Feb 2007
6,445
4,195
USA
Update, as of 11:00 PM Eastern Time, 3/18:

~2,983 confirmed US cases reported in the last 24 hours, with a total of 9,345 cases.
Average rate = ~124.3 confirmed US cases reported per hour.

:eek:
 
Feb 2007
6,445
4,195
USA
Update, as of 11:00 PM Eastern Time, 3/19

~4,905 confirmed US cases reported in the last 24 hours, with a total of 14,250 cases.
Average rate = ~204.3 confirmed US cases reported per hour.

:eek:
 
Feb 2007
6,445
4,195
USA
Update, as of 11:00 PM Eastern Time, 3/20

~5,102 confirmed US cases reported in the last 24 hours, with a total of 19,352 cases.
Average rate = ~212.6 confirmed US cases reported per hour.

:eek:
 
Feb 2007
6,445
4,195
USA
Update, as of 11:00 PM Eastern Time, 3/21

~7,395 confirmed US cases reported in the last 24 hours, with a total of 26,747 cases.
Average rate = ~308 confirmed US cases reported per hour.

:eek:
 
Nov 2013
3,081
1,473
NM
nobody is blaming trump for "allowing" the virus in the country. that is all in your melon. name any known democrat spewing such nonsense. so, you believe italy and china and japan and south korea are wrong to try and mitigate how many people come down with this apparently easily spread virus we have no vaccine for, just keep ignoring it until it goes away, until almost 70% of the people get it and keep passing it on and get it again, without no vaccine to either immunize or treat this new strain? just how screwed would their economy be if that happened?

what do you think a government should do when the outbreak is spiraling out of control?
TMK, that's part of how pandemics peter out.

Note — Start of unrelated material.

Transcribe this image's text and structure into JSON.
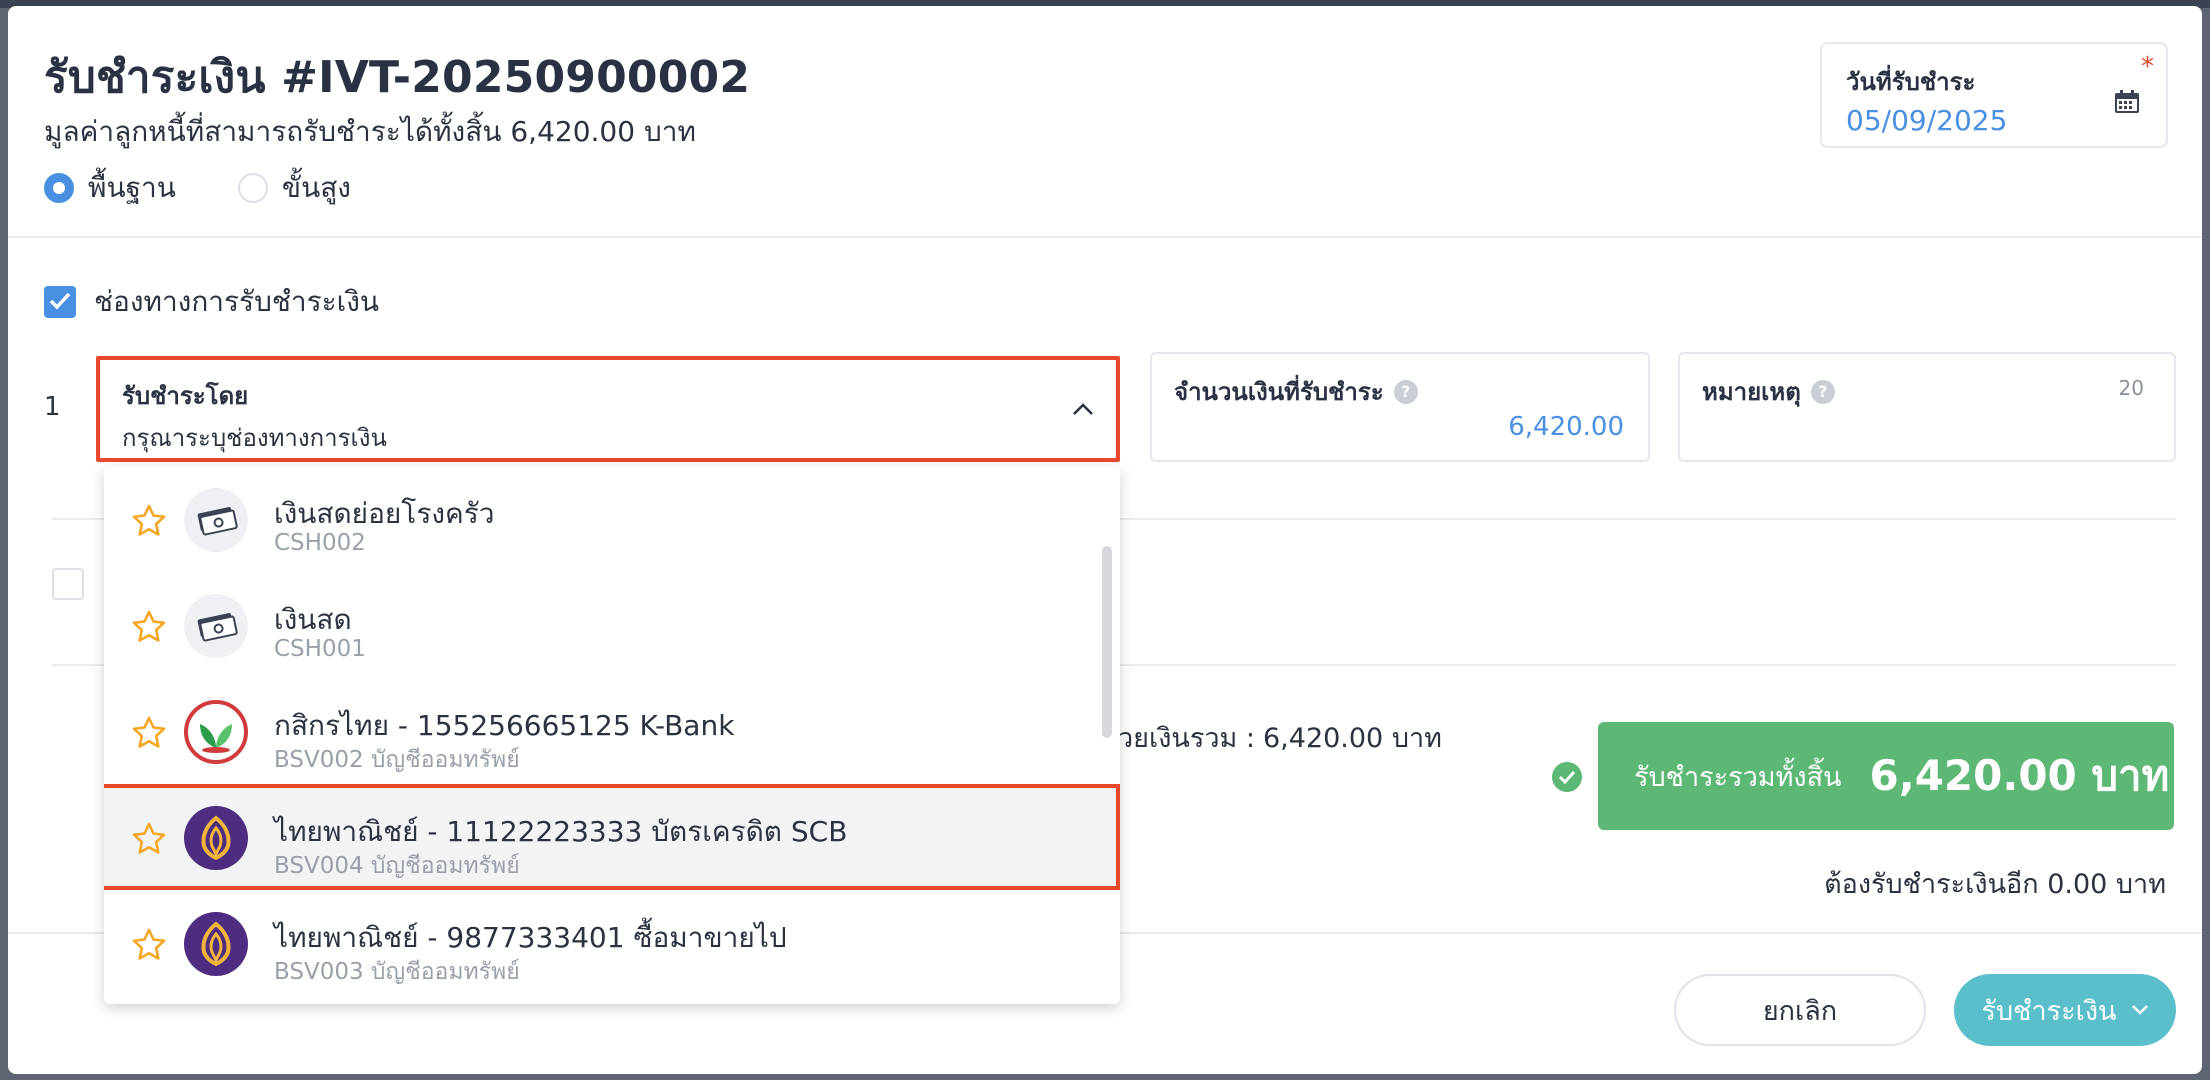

If someone contracts novel COVID-19 & recovers, that should provide some protection from further infection from that strain of the disease (that's a possible treatment - harvesting virus antibodies from people who have recovered from the virus, & infusing plasma [with the antibodies] into infected patients). With vigorous supportive measures & natural partial immunity (from having fought off the virus before), the pool of vulnerable people shrinks. Once the virus can't perpetuate itself by chain reaction (so to speak), it will go dormant.

The nightmare would be if COVID-19 mutates sufficiently that partial immunity (from a previous infection) doesn't provide sufficient protection. Then a second (& possibly subsequent infections) might be possible.
 
Feb 2007
6,445
4,195
USA
Please note the log scale for the number of cases.
Already noted...being that I created that chart in a spreadsheet I've developed and have been updating regularly.

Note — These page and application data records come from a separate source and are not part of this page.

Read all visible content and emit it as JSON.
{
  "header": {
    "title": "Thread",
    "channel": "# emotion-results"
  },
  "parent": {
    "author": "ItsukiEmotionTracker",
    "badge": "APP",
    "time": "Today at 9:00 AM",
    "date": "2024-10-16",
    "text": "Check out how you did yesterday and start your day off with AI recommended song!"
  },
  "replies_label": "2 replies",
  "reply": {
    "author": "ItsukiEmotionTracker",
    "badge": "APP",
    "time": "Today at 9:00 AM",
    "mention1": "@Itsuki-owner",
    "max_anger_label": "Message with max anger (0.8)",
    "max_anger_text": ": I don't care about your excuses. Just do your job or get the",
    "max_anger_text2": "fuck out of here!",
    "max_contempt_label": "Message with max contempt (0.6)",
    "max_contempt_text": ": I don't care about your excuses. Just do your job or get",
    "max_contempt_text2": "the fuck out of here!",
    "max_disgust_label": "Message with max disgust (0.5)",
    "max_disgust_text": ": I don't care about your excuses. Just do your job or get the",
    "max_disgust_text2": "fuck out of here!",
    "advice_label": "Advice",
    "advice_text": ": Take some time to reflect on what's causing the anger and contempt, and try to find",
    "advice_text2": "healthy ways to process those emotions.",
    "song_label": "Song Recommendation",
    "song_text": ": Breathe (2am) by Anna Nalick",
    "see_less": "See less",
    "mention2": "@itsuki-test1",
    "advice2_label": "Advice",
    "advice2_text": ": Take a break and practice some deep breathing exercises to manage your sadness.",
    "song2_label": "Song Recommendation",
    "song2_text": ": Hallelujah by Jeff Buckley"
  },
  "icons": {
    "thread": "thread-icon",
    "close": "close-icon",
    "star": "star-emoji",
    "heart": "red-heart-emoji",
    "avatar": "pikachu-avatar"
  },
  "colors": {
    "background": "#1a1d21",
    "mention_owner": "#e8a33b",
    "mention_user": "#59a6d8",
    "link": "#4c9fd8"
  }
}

And, just today I've roughly projected those case number and death number curves into the future. And those projections show one million cases by the end of the first week in April and one million deaths sometime in the second week in May. Assuming, of course, those curves don't change from their current trajectories before those time periods.

:eek:
 

RNG

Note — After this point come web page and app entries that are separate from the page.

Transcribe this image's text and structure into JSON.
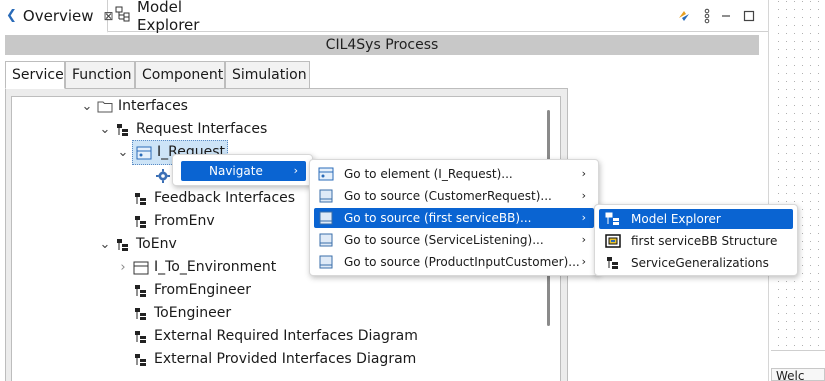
{
  "tabs": {
    "overview": "Overview",
    "model_explorer": "Model Explorer",
    "close_glyph": "⊠"
  },
  "editor": {
    "title": "CIL4Sys Process"
  },
  "inner_tabs": [
    "Service",
    "Function",
    "Component",
    "Simulation"
  ],
  "tree": {
    "items": [
      {
        "label": "Interfaces",
        "icon": "folder-icon",
        "twisty": "expanded"
      },
      {
        "label": "Request Interfaces",
        "icon": "interface-package-icon",
        "twisty": "expanded"
      },
      {
        "label": "I_Request",
        "icon": "interface-icon",
        "twisty": "expanded",
        "selected": true
      },
      {
        "label": "",
        "icon": "gear-icon",
        "twisty": "none"
      },
      {
        "label": "Feedback Interfaces",
        "icon": "interface-package-icon",
        "twisty": "none"
      },
      {
        "label": "FromEnv",
        "icon": "interface-package-icon",
        "twisty": "none"
      },
      {
        "label": "ToEnv",
        "icon": "interface-package-icon",
        "twisty": "expanded"
      },
      {
        "label": "I_To_Environment",
        "icon": "interface-icon",
        "twisty": "collapsed"
      },
      {
        "label": "FromEngineer",
        "icon": "interface-package-icon",
        "twisty": "none"
      },
      {
        "label": "ToEngineer",
        "icon": "interface-package-icon",
        "twisty": "none"
      },
      {
        "label": "External Required Interfaces Diagram",
        "icon": "interface-package-icon",
        "twisty": "none"
      },
      {
        "label": "External Provided Interfaces Diagram",
        "icon": "interface-package-icon",
        "twisty": "none"
      }
    ]
  },
  "context_menu": {
    "navigate": "Navigate"
  },
  "navigate_menu": {
    "items": [
      {
        "label": "Go to element (I_Request)...",
        "icon": "element-icon"
      },
      {
        "label": "Go to source (CustomerRequest)...",
        "icon": "source-icon"
      },
      {
        "label": "Go to source (first serviceBB)...",
        "icon": "source-icon",
        "highlighted": true
      },
      {
        "label": "Go to source (ServiceListening)...",
        "icon": "source-icon"
      },
      {
        "label": "Go to source (ProductInputCustomer)...",
        "icon": "source-icon"
      }
    ]
  },
  "submenu": {
    "items": [
      {
        "label": "Model Explorer",
        "icon": "model-explorer-icon",
        "highlighted": true
      },
      {
        "label": "first serviceBB Structure",
        "icon": "structure-diagram-icon"
      },
      {
        "label": "ServiceGeneralizations",
        "icon": "generalization-diagram-icon"
      }
    ]
  },
  "right_panel": {
    "bottom_label": "Welc"
  },
  "colors": {
    "highlight": "#0a64d2",
    "title_strip": "#c8c8c8",
    "selection": "#cde4f7"
  }
}
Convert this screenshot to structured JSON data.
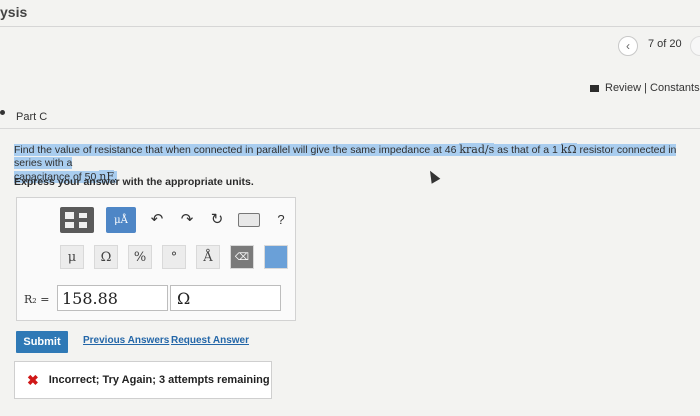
{
  "header": {
    "title": "ysis",
    "pager": {
      "position": "7 of 20"
    },
    "review_link": "Review | Constants"
  },
  "part": {
    "label": "Part C",
    "question": {
      "lead": "Find the value of resistance that when connected in parallel will give the same impedance at 46",
      "freq_unit": "krad/s",
      "mid": "as that of a 1",
      "res_unit": "kΩ",
      "tail": "resistor connected in series with a",
      "cap_text": "capacitance of 50",
      "cap_unit": "nF",
      "period": "."
    },
    "instruction": "Express your answer with the appropriate units."
  },
  "toolbar": {
    "units_label": "μÅ",
    "undo": "↶",
    "redo": "↷",
    "reset": "↻",
    "help": "?",
    "symbols": [
      "μ",
      "Ω",
      "%",
      "°",
      "Å"
    ]
  },
  "answer": {
    "variable_label": "R₂ =",
    "value": "158.88",
    "unit": "Ω"
  },
  "actions": {
    "submit": "Submit",
    "previous_answers": "Previous Answers",
    "request_answer": "Request Answer"
  },
  "feedback": {
    "message": "Incorrect; Try Again; 3 attempts remaining"
  },
  "colors": {
    "accent": "#2f79b6",
    "highlight": "#a9cdef",
    "error": "#d01818"
  }
}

Forum Staff
Apr 2013
42,230
30,750
La La Land North
Already noted...being that I created that chart in a spreadsheet I've developed and have been updating regularly.

And, just today I've roughly projected those case number and death number curves into the future. And those projections show one million cases by the end of the first week in April and one million deaths sometime in the second week in May. Assuming, of course, those curves don't change from their current trajectories before those time periods.

:eek:
That comment wasn't aimed at you obviously, but I wanted to emphasise it for the usual suspects.
 
Feb 2007
6,445
4,195
USA
That comment wasn't aimed at you obviously, but I wanted to emphasise it for the usual suspects.
Oh, OK.

Anyways, the confirmed cases and deaths trends in the US still seem rather serious going forward, with no apparent leveling off. The slopes of the two curves are dissimilar, perhaps demonstrating an increasing amount of testing being done without a similar amount of increase in the amount of deaths. Of course, the big unknown is how many people have been exposed and currently carry or even formerly carried the virus yet haven't had symptoms significant enough to lead to testing confirming their cases.